------ Input data
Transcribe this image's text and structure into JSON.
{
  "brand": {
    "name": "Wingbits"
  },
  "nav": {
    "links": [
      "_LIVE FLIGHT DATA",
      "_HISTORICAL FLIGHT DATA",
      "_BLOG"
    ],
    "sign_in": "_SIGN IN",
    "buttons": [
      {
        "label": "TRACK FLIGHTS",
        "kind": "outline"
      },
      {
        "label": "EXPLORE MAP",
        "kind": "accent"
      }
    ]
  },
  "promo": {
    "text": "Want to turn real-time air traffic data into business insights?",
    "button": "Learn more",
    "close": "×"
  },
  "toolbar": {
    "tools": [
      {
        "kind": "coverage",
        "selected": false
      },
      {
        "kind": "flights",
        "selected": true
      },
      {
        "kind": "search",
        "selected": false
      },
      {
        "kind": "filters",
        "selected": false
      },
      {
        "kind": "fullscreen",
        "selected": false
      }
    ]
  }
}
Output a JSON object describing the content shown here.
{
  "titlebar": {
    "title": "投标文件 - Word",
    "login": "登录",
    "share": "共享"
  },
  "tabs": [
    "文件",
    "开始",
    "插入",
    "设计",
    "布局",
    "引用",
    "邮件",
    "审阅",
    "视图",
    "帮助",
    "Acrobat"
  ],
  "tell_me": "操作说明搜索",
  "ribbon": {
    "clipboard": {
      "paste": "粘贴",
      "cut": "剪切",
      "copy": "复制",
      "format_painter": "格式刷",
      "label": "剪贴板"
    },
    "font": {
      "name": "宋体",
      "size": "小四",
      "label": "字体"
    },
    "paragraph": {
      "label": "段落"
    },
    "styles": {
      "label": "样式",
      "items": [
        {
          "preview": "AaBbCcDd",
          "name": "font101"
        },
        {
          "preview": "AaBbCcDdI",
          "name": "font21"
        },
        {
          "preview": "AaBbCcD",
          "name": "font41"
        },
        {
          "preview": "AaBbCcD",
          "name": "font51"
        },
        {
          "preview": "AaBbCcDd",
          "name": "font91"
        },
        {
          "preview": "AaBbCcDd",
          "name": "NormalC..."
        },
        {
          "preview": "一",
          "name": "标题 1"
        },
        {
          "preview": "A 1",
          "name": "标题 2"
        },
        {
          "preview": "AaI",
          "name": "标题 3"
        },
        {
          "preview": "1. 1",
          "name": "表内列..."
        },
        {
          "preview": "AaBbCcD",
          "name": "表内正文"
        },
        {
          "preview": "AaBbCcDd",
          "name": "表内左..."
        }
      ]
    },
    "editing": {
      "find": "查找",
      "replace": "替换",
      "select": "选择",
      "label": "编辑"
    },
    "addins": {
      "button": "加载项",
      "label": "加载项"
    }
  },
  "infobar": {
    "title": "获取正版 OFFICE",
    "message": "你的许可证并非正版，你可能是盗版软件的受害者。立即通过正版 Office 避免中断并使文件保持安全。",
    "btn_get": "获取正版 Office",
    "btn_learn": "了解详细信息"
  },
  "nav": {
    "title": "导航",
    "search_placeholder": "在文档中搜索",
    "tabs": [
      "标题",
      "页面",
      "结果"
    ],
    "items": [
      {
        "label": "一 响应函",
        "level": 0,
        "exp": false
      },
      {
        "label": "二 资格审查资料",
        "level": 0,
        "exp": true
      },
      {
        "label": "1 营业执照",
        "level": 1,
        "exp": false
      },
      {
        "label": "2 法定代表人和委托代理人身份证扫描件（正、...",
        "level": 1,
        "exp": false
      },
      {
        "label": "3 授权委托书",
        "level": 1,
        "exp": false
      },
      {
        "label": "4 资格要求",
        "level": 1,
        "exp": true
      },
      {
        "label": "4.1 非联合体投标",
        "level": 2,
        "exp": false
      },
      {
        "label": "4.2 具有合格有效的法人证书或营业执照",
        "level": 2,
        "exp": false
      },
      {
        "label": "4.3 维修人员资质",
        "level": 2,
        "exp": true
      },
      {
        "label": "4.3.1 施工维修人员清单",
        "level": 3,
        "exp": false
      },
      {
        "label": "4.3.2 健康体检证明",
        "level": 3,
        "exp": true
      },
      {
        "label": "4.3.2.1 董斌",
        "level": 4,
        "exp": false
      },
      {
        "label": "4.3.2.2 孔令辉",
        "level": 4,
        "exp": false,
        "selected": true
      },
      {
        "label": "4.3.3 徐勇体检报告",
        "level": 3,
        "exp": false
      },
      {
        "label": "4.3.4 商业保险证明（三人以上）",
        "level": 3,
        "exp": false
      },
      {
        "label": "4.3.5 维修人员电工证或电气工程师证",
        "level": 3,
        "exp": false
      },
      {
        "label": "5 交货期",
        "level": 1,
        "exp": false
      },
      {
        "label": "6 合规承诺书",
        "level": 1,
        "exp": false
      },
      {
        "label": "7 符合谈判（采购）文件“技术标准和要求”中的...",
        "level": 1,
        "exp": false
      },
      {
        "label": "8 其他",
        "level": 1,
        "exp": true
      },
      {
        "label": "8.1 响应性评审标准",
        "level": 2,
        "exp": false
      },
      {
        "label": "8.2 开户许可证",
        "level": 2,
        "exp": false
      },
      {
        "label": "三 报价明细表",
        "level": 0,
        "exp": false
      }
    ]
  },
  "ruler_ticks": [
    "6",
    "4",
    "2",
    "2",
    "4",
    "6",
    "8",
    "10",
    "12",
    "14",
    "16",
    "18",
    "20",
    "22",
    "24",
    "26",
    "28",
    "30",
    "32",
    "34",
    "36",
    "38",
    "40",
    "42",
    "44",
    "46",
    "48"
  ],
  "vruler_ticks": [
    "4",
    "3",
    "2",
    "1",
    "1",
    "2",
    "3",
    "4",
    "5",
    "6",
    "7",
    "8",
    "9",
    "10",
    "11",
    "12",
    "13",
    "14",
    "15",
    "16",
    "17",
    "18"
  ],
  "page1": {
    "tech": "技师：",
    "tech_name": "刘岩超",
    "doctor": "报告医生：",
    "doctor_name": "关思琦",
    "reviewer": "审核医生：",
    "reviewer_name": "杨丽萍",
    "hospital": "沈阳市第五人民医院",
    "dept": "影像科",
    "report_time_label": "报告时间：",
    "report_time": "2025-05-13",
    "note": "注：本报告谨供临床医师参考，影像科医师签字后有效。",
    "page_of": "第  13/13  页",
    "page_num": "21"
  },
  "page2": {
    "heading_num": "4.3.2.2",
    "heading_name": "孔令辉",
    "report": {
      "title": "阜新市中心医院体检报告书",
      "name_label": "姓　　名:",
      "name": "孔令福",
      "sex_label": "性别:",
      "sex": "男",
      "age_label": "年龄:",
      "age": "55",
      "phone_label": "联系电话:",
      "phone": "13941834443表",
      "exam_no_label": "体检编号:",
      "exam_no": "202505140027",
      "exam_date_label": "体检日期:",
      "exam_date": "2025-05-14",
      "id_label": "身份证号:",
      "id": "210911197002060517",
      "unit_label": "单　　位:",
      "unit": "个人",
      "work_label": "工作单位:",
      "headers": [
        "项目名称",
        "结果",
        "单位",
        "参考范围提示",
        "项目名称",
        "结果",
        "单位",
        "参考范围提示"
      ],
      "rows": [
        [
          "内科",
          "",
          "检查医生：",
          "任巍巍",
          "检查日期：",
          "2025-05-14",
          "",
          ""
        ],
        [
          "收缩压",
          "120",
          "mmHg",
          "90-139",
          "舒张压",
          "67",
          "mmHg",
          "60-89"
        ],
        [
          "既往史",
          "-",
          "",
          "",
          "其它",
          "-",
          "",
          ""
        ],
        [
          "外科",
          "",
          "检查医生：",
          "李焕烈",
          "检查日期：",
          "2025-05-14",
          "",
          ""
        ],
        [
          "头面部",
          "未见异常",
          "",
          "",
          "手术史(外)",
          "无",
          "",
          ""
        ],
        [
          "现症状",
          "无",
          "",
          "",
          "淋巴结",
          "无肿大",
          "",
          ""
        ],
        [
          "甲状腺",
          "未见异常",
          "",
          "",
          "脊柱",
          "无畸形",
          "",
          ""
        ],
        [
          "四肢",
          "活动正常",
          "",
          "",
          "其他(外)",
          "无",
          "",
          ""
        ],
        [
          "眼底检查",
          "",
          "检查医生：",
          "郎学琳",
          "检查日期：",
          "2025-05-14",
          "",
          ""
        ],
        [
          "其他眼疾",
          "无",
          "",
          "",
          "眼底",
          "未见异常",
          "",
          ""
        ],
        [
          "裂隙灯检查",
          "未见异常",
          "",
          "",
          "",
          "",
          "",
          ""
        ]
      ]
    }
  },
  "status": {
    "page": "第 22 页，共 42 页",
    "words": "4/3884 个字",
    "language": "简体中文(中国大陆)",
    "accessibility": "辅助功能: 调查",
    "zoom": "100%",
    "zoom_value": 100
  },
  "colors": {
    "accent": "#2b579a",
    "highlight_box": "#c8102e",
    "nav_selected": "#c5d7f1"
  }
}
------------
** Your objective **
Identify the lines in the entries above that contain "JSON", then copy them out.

** Reply to the task **
Transcribe this image's text and structure into JSON.
Output a JSON object describing the content shown here.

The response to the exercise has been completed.